With help from Costik, and an active open source community sharing information on how to access the functionality of CGMs and insulin pumps, Lewis was able to really get started. Within a year she and her boyfriend (now husband) Scott Leibrand moved from creating customizable alarms to creating algorithms to read data from her CGM and send the correct commands to her insulin pump to make proactive dosage adjustments, closing the loop and creating her first DIY pancreas.

With OpenAPS, this went from being a personal project to being an open source, community-focused effort. “The goal that Scott and I built the OpenAPS community around is to improve access to artificial pancreas technology,” Lewis says. On their site openaps.org, they’ve provided easy to understand documentation for setting up OpenAPS and have encouraged users to contribute, ask questions, and help expand OpenAPS compatibility to other devices.

A Calculated Risk

Apart from the existing diabetes devices (the CGM and insulin pump), the system is 100% DIY. “There are numerous ways to customize it, and you can use all the Lego pieces or sub in your own,” Lewis says. “This means you can use a community-built and -vetted algorithm, or create your own algorithm to drive the decision making for the system.” It is also worth noting that the system is not a “set and forget” setup; according to the OpenAPS website: “You’ll still be actively managing your diabetes and doing basic self-care as you were before — this includes everything from meal boluses, checking BG and calibrating the CGM, changing out pump sites, etc.”

Since the system is not FDA approved, people interested in using it must make it for themselves. Using unregulated devices is a risk, but many OpenAPS users feel it’s a chance worth taking. “It sounds dramatic to say that lives are at stake … but they are,” Lewis says. “People unfortunately still have a risk of dying in their sleep in the short term due to hypoglycemia, and are at increased risk long term for diabetes complications from hyperglycemia.”

As I write this there are at least 247 people using some form of OpenAPS to manage their diabetes, and as a community they’ve logged an estimated 950,000+ hours of real-world closed loop experience.

One OpenAPS user’s rig: Phone to monitor trends; receiver to transmit blood sugar data; insulin pump; RileyLink to remotely control pump.
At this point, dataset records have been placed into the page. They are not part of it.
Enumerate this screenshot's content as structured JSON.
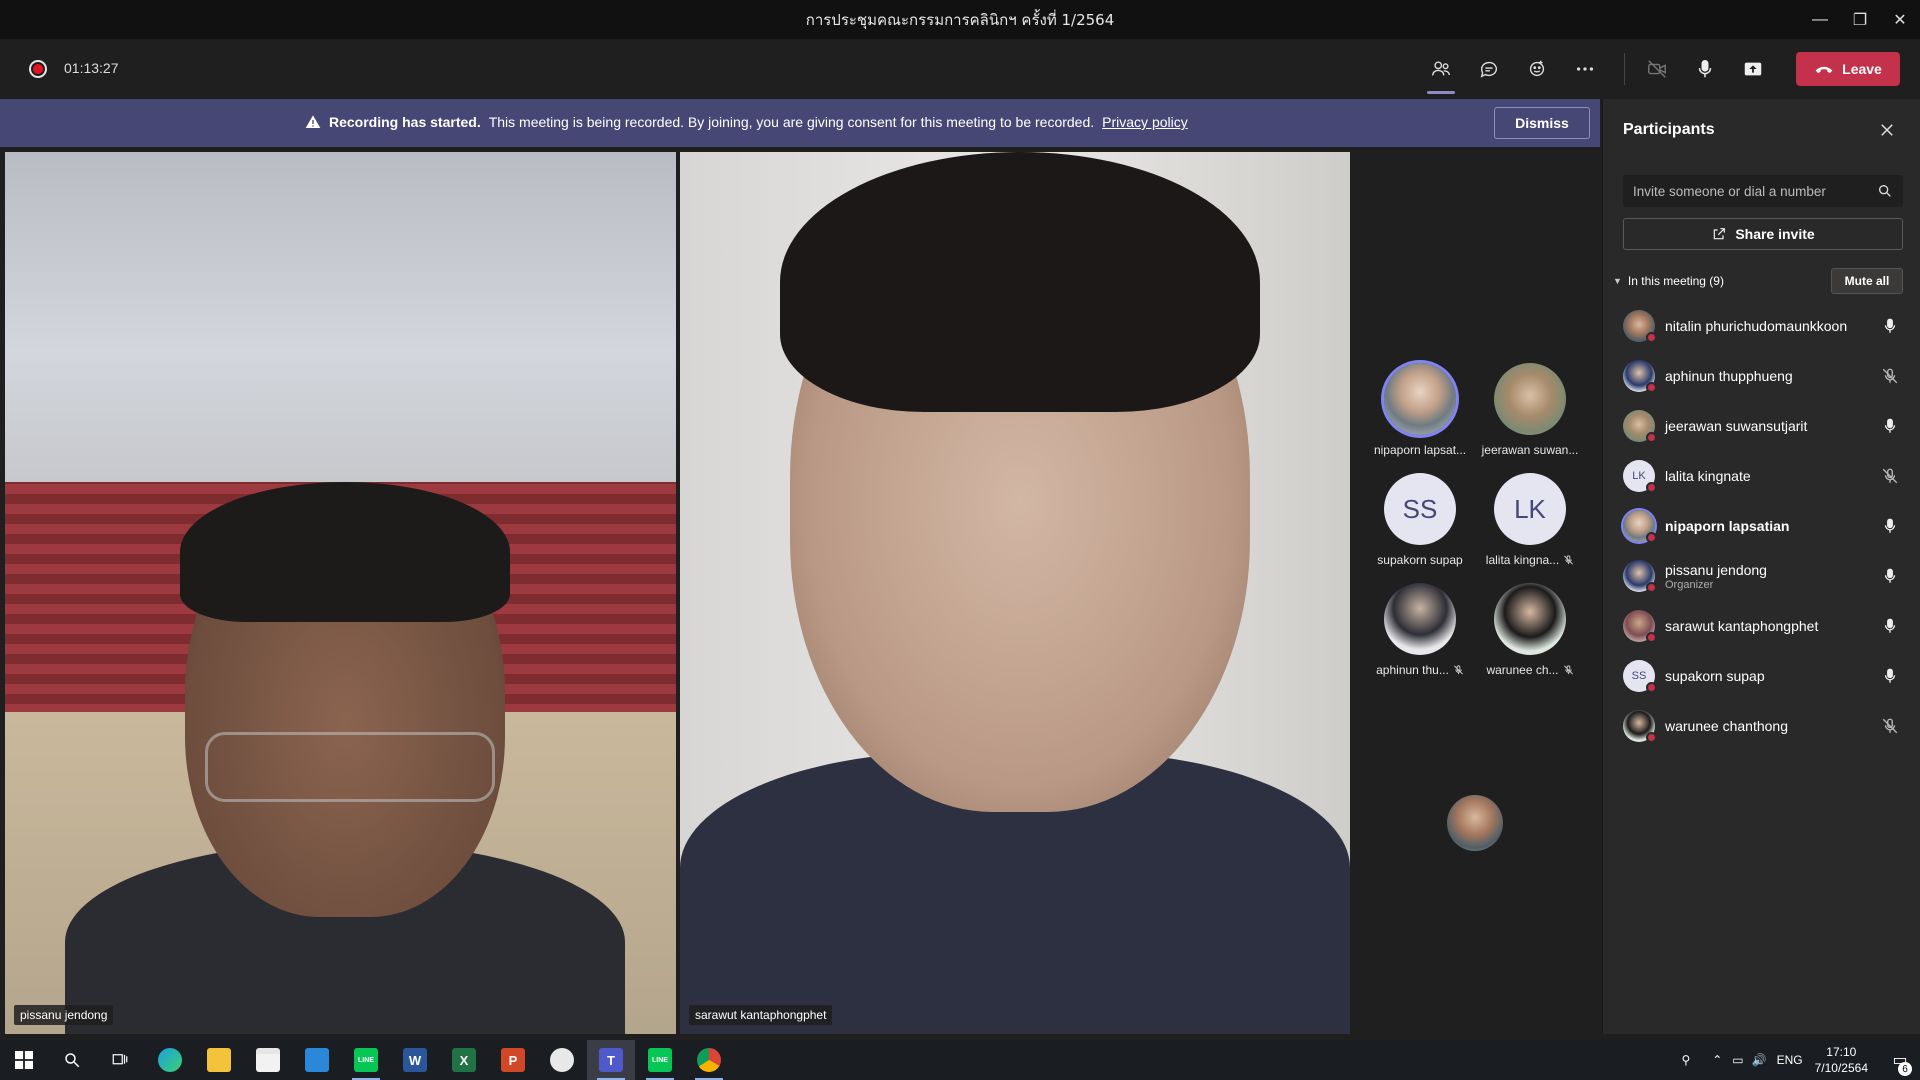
{
  "window": {
    "title": "การประชุมคณะกรรมการคลินิกฯ ครั้งที่ 1/2564",
    "min_glyph": "—",
    "max_glyph": "❐",
    "close_glyph": "✕"
  },
  "toolbar": {
    "timer": "01:13:27",
    "icons": [
      "participants-icon",
      "chat-icon",
      "reactions-icon",
      "more-options-icon",
      "camera-off-icon",
      "microphone-icon",
      "share-tray-icon"
    ],
    "leave_label": "Leave",
    "leave_color": "#c4314b"
  },
  "banner": {
    "bold": "Recording has started.",
    "text": "This meeting is being recorded. By joining, you are giving consent for this meeting to be recorded.",
    "link": "Privacy policy",
    "dismiss": "Dismiss",
    "background": "#464775"
  },
  "videos": [
    {
      "name": "pissanu jendong"
    },
    {
      "name": "sarawut kantaphongphet"
    }
  ],
  "gallery": [
    {
      "name": "nipaporn lapsat...",
      "initials": "",
      "muted": false,
      "speaking": true
    },
    {
      "name": "jeerawan suwan...",
      "initials": "",
      "muted": false,
      "speaking": false
    },
    {
      "name": "supakorn supap",
      "initials": "SS",
      "muted": false,
      "speaking": false
    },
    {
      "name": "lalita kingna...",
      "initials": "LK",
      "muted": true,
      "speaking": false
    },
    {
      "name": "aphinun thu...",
      "initials": "",
      "muted": true,
      "speaking": false
    },
    {
      "name": "warunee ch...",
      "initials": "",
      "muted": true,
      "speaking": false
    }
  ],
  "panel": {
    "title": "Participants",
    "search_placeholder": "Invite someone or dial a number",
    "share_invite": "Share invite",
    "section": "In this meeting (9)",
    "mute_all": "Mute all",
    "participants": [
      {
        "name": "nitalin phurichudomaunkkoon",
        "role": "",
        "initials": "",
        "muted": false
      },
      {
        "name": "aphinun thupphueng",
        "role": "",
        "initials": "",
        "muted": true
      },
      {
        "name": "jeerawan suwansutjarit",
        "role": "",
        "initials": "",
        "muted": false
      },
      {
        "name": "lalita kingnate",
        "role": "",
        "initials": "LK",
        "muted": true
      },
      {
        "name": "nipaporn lapsatian",
        "role": "",
        "initials": "",
        "muted": false
      },
      {
        "name": "pissanu jendong",
        "role": "Organizer",
        "initials": "",
        "muted": false
      },
      {
        "name": "sarawut kantaphongphet",
        "role": "",
        "initials": "",
        "muted": false
      },
      {
        "name": "supakorn supap",
        "role": "",
        "initials": "SS",
        "muted": false
      },
      {
        "name": "warunee chanthong",
        "role": "",
        "initials": "",
        "muted": true
      }
    ]
  },
  "taskbar": {
    "apps": [
      "start-icon",
      "search-icon",
      "task-view-icon",
      "edge-icon",
      "file-explorer-icon",
      "store-icon",
      "mail-icon",
      "line-icon",
      "word-icon",
      "excel-icon",
      "powerpoint-icon",
      "snip-icon",
      "teams-icon",
      "line-icon-2",
      "chrome-icon"
    ],
    "app_letters": {
      "word": "W",
      "excel": "X",
      "powerpoint": "P",
      "teams": "T",
      "line": "LINE"
    },
    "language": "ENG",
    "time": "17:10",
    "date": "7/10/2564",
    "notifications": "6"
  }
}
Photo by Hep Svadja

Freedom of Choice

“[Technology] has progressed so that we now have a choice to wait for a commercial system, or not,” Lewis says. “I’m proud that because of the OpenAPS community, those with access to the compatible devices can make the choice to DIY or to wait for a commercial system. It’s not right for everyone, but having the choice is a huge step above having to wait year after year after year. (For context, I’ve been living with Type 1 diabetes for 14+ years and have been hearing about this technology being ‘a few years away’ for most of that time.)”

After so many years of waiting the first (and only) commercially available and FDA-approved closed loop system for diabetics is actually due spring of 2017. This does not, however, spell the end for OpenAPS. “Even when one or two systems become commercially available, that doesn’t mean they’ll be perfect — or accessible to all,” Lewis explains. “As a community, we still have work to do to help manufacturers advance the features of these systems and make them more quickly available, and more accessible.” 

Diabetes-Inspired Health Hacking

Nightscout is an open source project focused on allowing CGM users access to their blood sugar data in real time by putting that information on the cloud. Besides being behind the browser-based visualizations for OpenAPS, it can also be used to review data from a phone or smartwatch, or monitor children with Type 1 diabetes remotely.

EpiPens are used to administer emergency doses of epinephrine in the event of a life-threatening allergic reaction. When the price for an EpiPen suddenly increased to $300, Michael Laufer created a video showing the world how to make the EpiPencil using supplies more commonly used to treat diabetes. Not including the cost of the epinephrine (for which you would need a prescription) the EpiPencil costs less than $35.